Sopo Jokhadze, 24 years old, Tbilisi

,,I have two children. Tsotne is 4 years old, Ioane – two and a half years old. I was 22 weeks pregnant when doctors diagnosed Ioane with Microcephaly. When I heard it, my first question was if the child could live. I couldn’t think about anything else. They answered that yes, he could. After consulting with a geneticist, they offered to terminate the pregnancy with artificial delivery. I was faced with a choice, which was unexpected and I asked, nervously, why did they ask me that if the fetus’s life wasn’t in danger. I realized later that it was their duty to do so… after that my pregnancy continued as usual.

Microcephaly is a condition when the brain is three times smaller than normal and the brain folds are broadened. Ioane was also diagnosed with epilepsy and has been having prolonged seizures since he was seven months old, and it damaged his brain even more — more than half of his brain is already atrophied. Because of this, we stopped the therapy and exercises, which was supposed to help his physical development. He can’t sit independently; his motor skills are limited.

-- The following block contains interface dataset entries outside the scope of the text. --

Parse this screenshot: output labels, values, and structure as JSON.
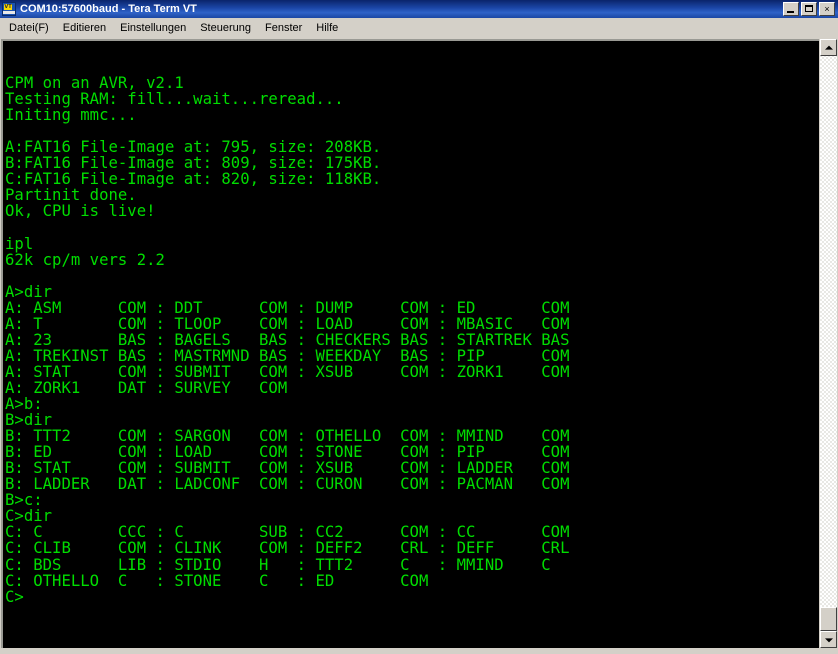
{
  "window": {
    "title": "COM10:57600baud - Tera Term VT",
    "icon": "vt-terminal-icon",
    "icon_label": "VT",
    "minimize_label": "Minimize",
    "maximize_label": "Maximize",
    "close_label": "×",
    "colors": {
      "titlebar": "#0a246a",
      "chrome": "#d4d0c8",
      "terminal_background": "#000000",
      "terminal_text": "#00dd00"
    }
  },
  "menubar": {
    "items": [
      {
        "label": "Datei(F)"
      },
      {
        "label": "Editieren"
      },
      {
        "label": "Einstellungen"
      },
      {
        "label": "Steuerung"
      },
      {
        "label": "Fenster"
      },
      {
        "label": "Hilfe"
      }
    ]
  },
  "terminal": {
    "lines": [
      "",
      "",
      "CPM on an AVR, v2.1",
      "Testing RAM: fill...wait...reread...",
      "Initing mmc...",
      "",
      "A:FAT16 File-Image at: 795, size: 208KB.",
      "B:FAT16 File-Image at: 809, size: 175KB.",
      "C:FAT16 File-Image at: 820, size: 118KB.",
      "Partinit done.",
      "Ok, CPU is live!",
      "",
      "ipl",
      "62k cp/m vers 2.2",
      "",
      "A>dir",
      "A: ASM      COM : DDT      COM : DUMP     COM : ED       COM",
      "A: T        COM : TLOOP    COM : LOAD     COM : MBASIC   COM",
      "A: 23       BAS : BAGELS   BAS : CHECKERS BAS : STARTREK BAS",
      "A: TREKINST BAS : MASTRMND BAS : WEEKDAY  BAS : PIP      COM",
      "A: STAT     COM : SUBMIT   COM : XSUB     COM : ZORK1    COM",
      "A: ZORK1    DAT : SURVEY   COM",
      "A>b:",
      "B>dir",
      "B: TTT2     COM : SARGON   COM : OTHELLO  COM : MMIND    COM",
      "B: ED       COM : LOAD     COM : STONE    COM : PIP      COM",
      "B: STAT     COM : SUBMIT   COM : XSUB     COM : LADDER   COM",
      "B: LADDER   DAT : LADCONF  COM : CURON    COM : PACMAN   COM",
      "B>c:",
      "C>dir",
      "C: C        CCC : C        SUB : CC2      COM : CC       COM",
      "C: CLIB     COM : CLINK    COM : DEFF2    CRL : DEFF     CRL",
      "C: BDS      LIB : STDIO    H   : TTT2     C   : MMIND    C",
      "C: OTHELLO  C   : STONE    C   : ED       COM",
      "C>"
    ]
  },
  "scrollbar": {
    "up_arrow": "scroll-up-arrow",
    "down_arrow": "scroll-down-arrow",
    "thumb": "scroll-thumb",
    "position": "bottom"
  }
}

At first, of course, we were afraid. However, getting all the information I could before his birth was a tremendous help. I found out everything I could, and I knew what I would have to do. But there were still problems I couldn’t handle. For example, when he started having strong seizures, they could last for an hour, two, or sometimes even for four-five hours… After turning 7 months old the seizures shortened in length. It’s me who calls them short, but even a half-hour is a long time for a seizure, but considering Ioane’s condition, it looks like a faint to me. Then we also had occasions when we got just in time in the hospital, he was already blackened and couldn’t breathe. It was then that I realized what a mother feels when she loses a child. Going through these seconds and minutes, all of my fears were gone. I was afraid of little things before, but all of that went away and only this fear remained. 

Although we don’t live together anymore, the father of my children helps me out as much as he can. Their father and his mother are people I can trust blindly, they’re taking great care of him and they know every single detail. When Ioane is sick, we spend almost 20 days or two weeks per month in the hospital and I have to be there all the time. When that happens, Tsotne stays with his father and grandma. In fact, Beka’s mother has raised Tsotne for the last two years. When I was pregnant, I got him already used to the fact that he would have a little brother. I didn’t want him to be jealous of his brother and when Ioane was born, I tried to arrange permanent contact between them. We have started from elementary things, putting on socks, helping change diapers, taking care of him; I always tried to get him involved in everything and he liked it too, he was with me and Ioane all the time. It gave good results. However, there was a period when Ioane often had seizures and I had to be in the hospital for two weeks or more, I was rarely at home so he was angry at me for being lonely. If I was at home, he didn’t come to me, didn’t greet or hug me… Then it went away. I always talk to him and explaining the situation. I never tried to distance him from Ioane’s situation. On the contrary, I believe he has to know everything. 

When Ioane’s seizures start, the first thing I do is giving him Diazepam. If it doesn’t help, then I call an ambulance. Then my options are exhausted and I alone can’t help him — his breath is inhibited. There are periods of seizures so frequent that even his daily medications aren’t enough. How I’m dealing with it psychologically, I don’t really know. Sometimes I take it all too hard. When something like this happens and Ioane has a two-hour convulsion, I stand there and I look like the undisturbed, heartless person; I can’t express my emotions. Until all this is over and Ioane’s at home, I remain strong, but then, when I realize that he’s calmed down, then’s when it all hits me. I have my moments of weakness, but I don’t stress too much. I know that it’s my job, it’s my responsibility, I made the decision and I have to handle it myself. I made this move deliberately and I’m happy with my decision. I don’t regret it even for a second. 

I call Ioane ,,Iokodzuna” because he looks like a little sumo wrestler with his fat rolls, facial expressions, eyes and the main reason – he is the number 1 for me, the strongest and the most fighting person. 

Ioane doesn’t have a disability status, I had to collect some documents and then he got measles, we had a terrible period that lasted long and I didn’t have the time. When he’ll get a status, we’ll have some benefits. 

Many people think, that if a person has to face a problem like this, it’s a tragedy. No, this is not a tragedy, on the contrary, it’s a great source of power. Ioane gave me such strength in my life, he has changed my life, my views, I appreciate things I would never even think about. The only downside is the pain. There were situations when I couldn’t keep him calm for two or three days, he was in my hands 24/7, he couldn’t sleep, and nothing helped. That’s when I thought for a second, why should a baby feel pain like this?! if he was born to suffer so much, then I don’t want it, I’d prefer if I didn’t have him and I’d suffer instead of him. But then I realize that I have Iokodzuna and Iokodzuna is very strong. There are questions about his life expectancy. I don’t know and I’ll never know, but until he’s alive, he’ll be the happiest person in the world. He is such an honest, loveable person that he can’t bring anything but happiness. This is the most wonderful thing for me.” 



Author: Nino Gamisonia

Photo: Salome Tsopurashvili